As November comes to a close, no media personnel in Somalia have been killed which marks it out as an unusual month for 2012. International statements of condemnation for the eighteen journalists and media celebrities killed this year have been quick and clear. Yet the reason for this spate of murders remains cloaked in confusion, general hand wringing and quick blaming, but has led to conspicuously little action, at least until now.
Why should the United States care at a time when there are other more apparently important issues higher on the agenda for Somalia? In short, the relative freedom of media to operate goes to the heart of Somalia’s destiny both in terms of whether governance will improve to serve its people and what shapes the future of Somalia’s national culture.

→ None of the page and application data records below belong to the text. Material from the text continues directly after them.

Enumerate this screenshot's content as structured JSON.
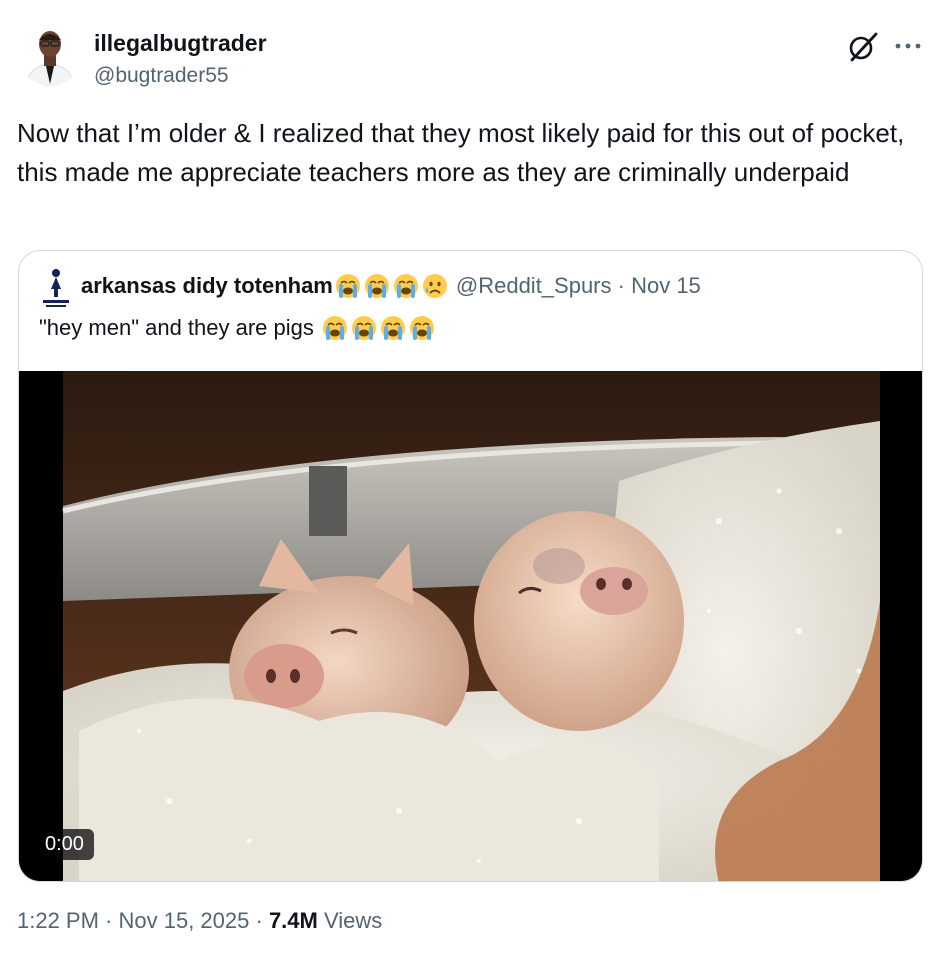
{
  "author": {
    "display_name": "illegalbugtrader",
    "handle": "@bugtrader55",
    "avatar_icon": "person-avatar"
  },
  "tweet": {
    "text": "Now that I’m older & I realized that they most likely paid for this out of pocket, this made me appreciate teachers more as they are criminally underpaid"
  },
  "quote": {
    "display_name": "arkansas didy totenham",
    "name_emojis": [
      "loudly-crying-face",
      "loudly-crying-face",
      "loudly-crying-face",
      "crying-face"
    ],
    "handle": "@Reddit_Spurs",
    "separator": " · ",
    "date": "Nov 15",
    "text": "\"hey men\" and they are pigs",
    "text_emojis": [
      "loudly-crying-face",
      "loudly-crying-face",
      "loudly-crying-face",
      "loudly-crying-face"
    ],
    "video": {
      "timestamp": "0:00"
    }
  },
  "meta": {
    "time": "1:22 PM",
    "dot": " · ",
    "date": "Nov 15, 2025",
    "dot2": " · ",
    "views_count": "7.4M",
    "views_label": " Views"
  },
  "colors": {
    "text": "#0f1419",
    "secondary": "#536471",
    "border": "#cfd9de"
  }
}
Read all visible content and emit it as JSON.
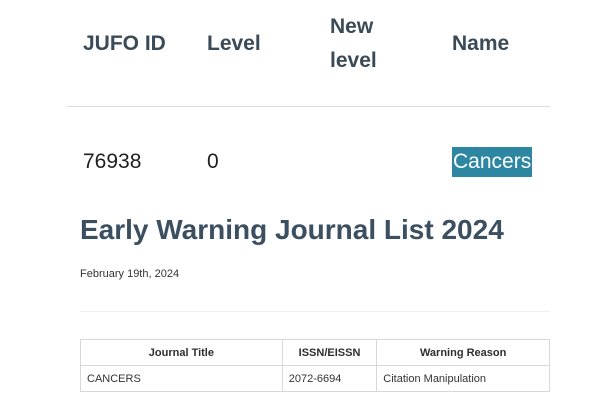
{
  "jufo_table": {
    "headers": {
      "id": "JUFO ID",
      "level": "Level",
      "new_level_line1": "New",
      "new_level_line2": "level",
      "name": "Name"
    },
    "row": {
      "id": "76938",
      "level": "0",
      "name": "Cancers"
    },
    "highlight_color": "#2d87a2"
  },
  "article": {
    "title": "Early Warning Journal List 2024",
    "date": "February 19th, 2024"
  },
  "warning_table": {
    "headers": {
      "title": "Journal Title",
      "issn": "ISSN/EISSN",
      "reason": "Warning Reason"
    },
    "rows": [
      {
        "title": "CANCERS",
        "issn": "2072-6694",
        "reason": "Citation Manipulation"
      }
    ]
  }
}
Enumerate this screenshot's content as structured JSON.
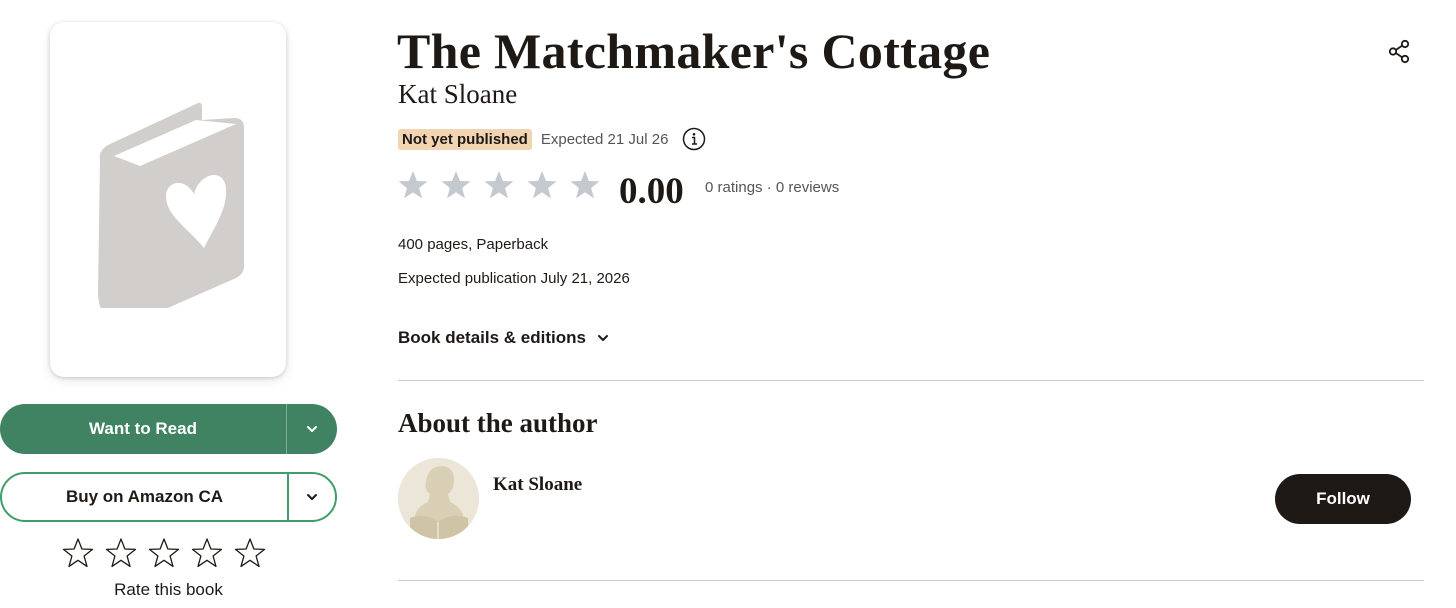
{
  "book": {
    "title": "The Matchmaker's Cottage",
    "author": "Kat Sloane",
    "status_badge": "Not yet published",
    "expected_short": "Expected 21 Jul 26",
    "average_rating": "0.00",
    "rating_counts": "0 ratings · 0 reviews",
    "format": "400 pages, Paperback",
    "publication": "Expected publication July 21, 2026",
    "details_link": "Book details & editions"
  },
  "actions": {
    "want_to_read": "Want to Read",
    "buy": "Buy on Amazon CA",
    "rate_label": "Rate this book"
  },
  "about": {
    "heading": "About the author",
    "author_name": "Kat Sloane",
    "follow_label": "Follow"
  },
  "colors": {
    "primary_green": "#3f8363",
    "badge_bg": "#f1d5b3",
    "star_grey": "#c4c8cf",
    "dark": "#1e1915"
  },
  "icons": [
    "book-heart-icon",
    "chevron-down-icon",
    "star-outline-icon",
    "share-icon",
    "info-icon",
    "star-filled-icon",
    "avatar-placeholder-icon"
  ]
}
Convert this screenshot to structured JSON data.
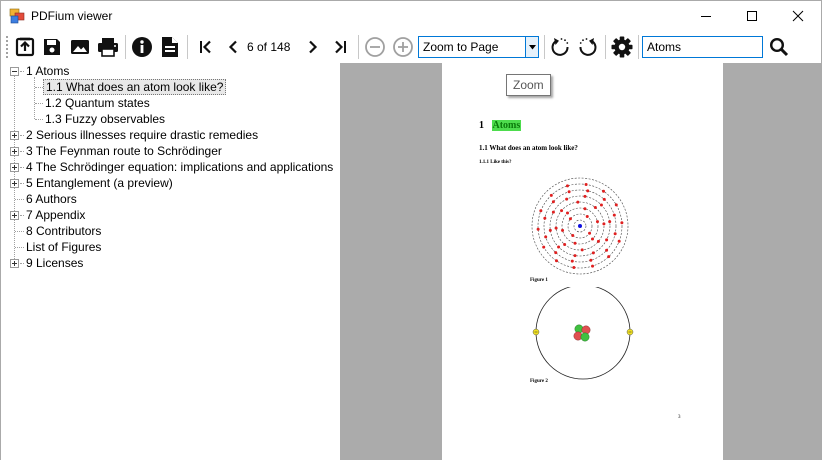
{
  "window": {
    "title": "PDFium viewer"
  },
  "toolbar": {
    "page_indicator": "6 of 148",
    "zoom_value": "Zoom to Page",
    "search_value": "Atoms",
    "buttons": [
      {
        "name": "open-file-icon"
      },
      {
        "name": "save-icon"
      },
      {
        "name": "image-icon"
      },
      {
        "name": "print-icon"
      },
      {
        "name": "info-icon"
      },
      {
        "name": "document-properties-icon"
      },
      {
        "name": "first-page-icon"
      },
      {
        "name": "previous-page-icon"
      },
      {
        "name": "next-page-icon"
      },
      {
        "name": "last-page-icon"
      },
      {
        "name": "zoom-out-icon"
      },
      {
        "name": "zoom-in-icon"
      },
      {
        "name": "rotate-left-icon"
      },
      {
        "name": "rotate-right-icon"
      },
      {
        "name": "settings-icon"
      },
      {
        "name": "search-icon"
      }
    ]
  },
  "tooltip": "Zoom",
  "tree": {
    "items": [
      {
        "label": "1 Atoms",
        "level": 0,
        "state": "expanded"
      },
      {
        "label": "1.1 What does an atom look like?",
        "level": 1,
        "state": "leaf",
        "selected": true
      },
      {
        "label": "1.2 Quantum states",
        "level": 1,
        "state": "leaf"
      },
      {
        "label": "1.3 Fuzzy observables",
        "level": 1,
        "state": "leaf"
      },
      {
        "label": "2 Serious illnesses require drastic remedies",
        "level": 0,
        "state": "collapsed"
      },
      {
        "label": "3 The Feynman route to Schrödinger",
        "level": 0,
        "state": "collapsed"
      },
      {
        "label": "4 The Schrödinger equation: implications and applications",
        "level": 0,
        "state": "collapsed"
      },
      {
        "label": "5 Entanglement (a preview)",
        "level": 0,
        "state": "collapsed"
      },
      {
        "label": "6 Authors",
        "level": 0,
        "state": "leaf"
      },
      {
        "label": "7 Appendix",
        "level": 0,
        "state": "collapsed"
      },
      {
        "label": "8 Contributors",
        "level": 0,
        "state": "leaf"
      },
      {
        "label": "List of Figures",
        "level": 0,
        "state": "leaf"
      },
      {
        "label": "9 Licenses",
        "level": 0,
        "state": "collapsed"
      }
    ]
  },
  "document_page": {
    "section_number": "1",
    "section_title": "Atoms",
    "subsection": "1.1  What does an atom look like?",
    "subsubsection": "1.1.1  Like this?",
    "figure1_caption": "Figure 1",
    "figure2_caption": "Figure 2",
    "page_number": "3"
  },
  "colors": {
    "highlight": "#4ddc4d",
    "electron": "#e02020",
    "nucleus": "#1010e0",
    "proton": "#e05050",
    "neutron": "#40c040",
    "orbit_electron": "#f0e020",
    "accent_border": "#0078d7"
  }
}
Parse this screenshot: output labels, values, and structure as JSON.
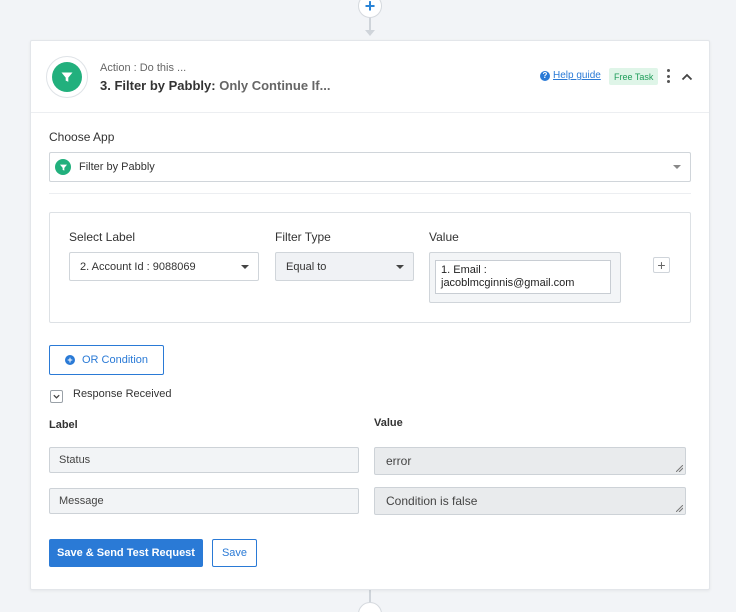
{
  "header": {
    "action_subtitle": "Action : Do this ...",
    "step_title": "3. Filter by Pabbly:",
    "step_event": "Only Continue If...",
    "help_guide_label": "Help guide",
    "free_task_badge": "Free Task"
  },
  "choose_app": {
    "label": "Choose App",
    "selected": "Filter by Pabbly"
  },
  "filter": {
    "select_label_heading": "Select Label",
    "select_label_value": "2. Account Id : 9088069",
    "filter_type_heading": "Filter Type",
    "filter_type_value": "Equal to",
    "value_heading": "Value",
    "value_line1": "1. Email :",
    "value_line2": "jacoblmcginnis@gmail.com",
    "add_condition_symbol": "+"
  },
  "or_condition_label": "OR Condition",
  "response": {
    "toggle_label": "Response Received",
    "label_heading": "Label",
    "value_heading": "Value",
    "rows": [
      {
        "label": "Status",
        "value": "error"
      },
      {
        "label": "Message",
        "value": "Condition is false"
      }
    ]
  },
  "actions": {
    "save_send_label": "Save & Send Test Request",
    "save_label": "Save"
  },
  "colors": {
    "accent": "#2a7ad6",
    "app_green": "#22b07d",
    "badge_green_bg": "#dff5e8",
    "badge_green_text": "#1f9d5a"
  },
  "icons": {
    "top_add": "plus-icon",
    "app_logo": "filter-funnel-icon",
    "menu": "kebab-menu-icon",
    "collapse": "chevron-up-icon"
  }
}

As a vital cog in political debate, the safety of the media is a strong indicator of the health of the state, as they check the power of government and business interests. An active and relatively independent media also provides an important space for public debate and is central to nurturing a sense of shared nationhood, both of which Somalia sorely needs.
With forty-four media practitioners killed since January 2007, and a terrible spike this year, Somalia is the second most dangerous place in the world to be a journalist, after Syria. The death rate is just a small part of a culture of intimidation and censorship, not all of which is apparent. The safety and freedom of journalists in previously stable areas of Puntland and Somaliland appears to be worsening too.
Within the re-energized but contested Somali culture landscape journalists are acutely vulnerable. One of the recent victims was a popular radio comedian, who satirized the Islamist militants. As the hardline militants, many of whom are from foreign cultures, have lost ground in Somalia they are increasingly resorting to tactics of terror and intimidation to force their vision of Somalia’s future on its people, and they know the media represents a powerful channel of influence. Al Shabaab have claimed responsibility for at least ten of the eighteen murders this year.
Perhaps what is most tragic about the recent spate of murders of Somali journalists and media personnel is that isn’t a spate at all; it has become business as usual with reporters seemingly disposable pawns in high-stakes games for prestige, power and money. Owing to low or non-existent salaries for journalists, the corrupting practice of sharuur, looks to be on the increase. This is where reporters are paid to write particular stories on behalf of patrons leaving them vulnerable to attack and acts of revenge.
Yet, not a single attack has led to any investigation or prosecution. Blame appears to be hidden in a complex network of incentives and interests in the business and political world of Somalia. Recent notable attacks as the bombing of a café, which killed three journalists, had all the hallmarks of al Shabaab. But there has been a recent increase in a very different style of attack, often by pairs of gunmen, carrying out well-rehearsed murders on individual media personnel at specific times and places, without any claim of responsibility.
In a recent visit to Mogadishu, Under Secretary of State for Political Affairs, Wendy Sherman, encouraged civil society, of which the media is a part, to hold the government to account. To put a check on the deteriorating situation the United States and others need to revitalize a culture of deterrence and kindle some sense of justice to stem the violence. That is why the African Commission on Rights called on international partners to support the establishment of an independent commission of inquiry.
It would be easy to jump to conclusions and see a Police conspiracy or at least corruption behind the widespread impunity. However, a virtually non-existent level of investigative capacity among the Somali Police may also be to blame. The United Nations Human Rights Council recently required member states to consider how to support the Somali authorities and this might need to include technical assistance to carry out better investigations.
Somalia’s media will probably need to resolve to clean up their act in order for international partners to fully advocate on their behalf. This is about much more than training, ethics committees and regulation. Incentives need to change. Managing Somalia’s dangerous media landscape requires politically strong editors and owners who can lead stronger, better-funded media organizations.
Moves by international partners to better support the media are welcome, as is the President’s task force to investigate the spate of murders. Action will need to be brave and far-reaching, however, to enable the media to make their valuable contribution to Somalia’s future. Currently, there are too few commonly accepted rules of the game by which journalists can safely navigate their profession in Somalia. Until the culture of impunity is forcefully tackled and the industry systematically bolstered reporters will remain vulnerable to the whims of powerful interests.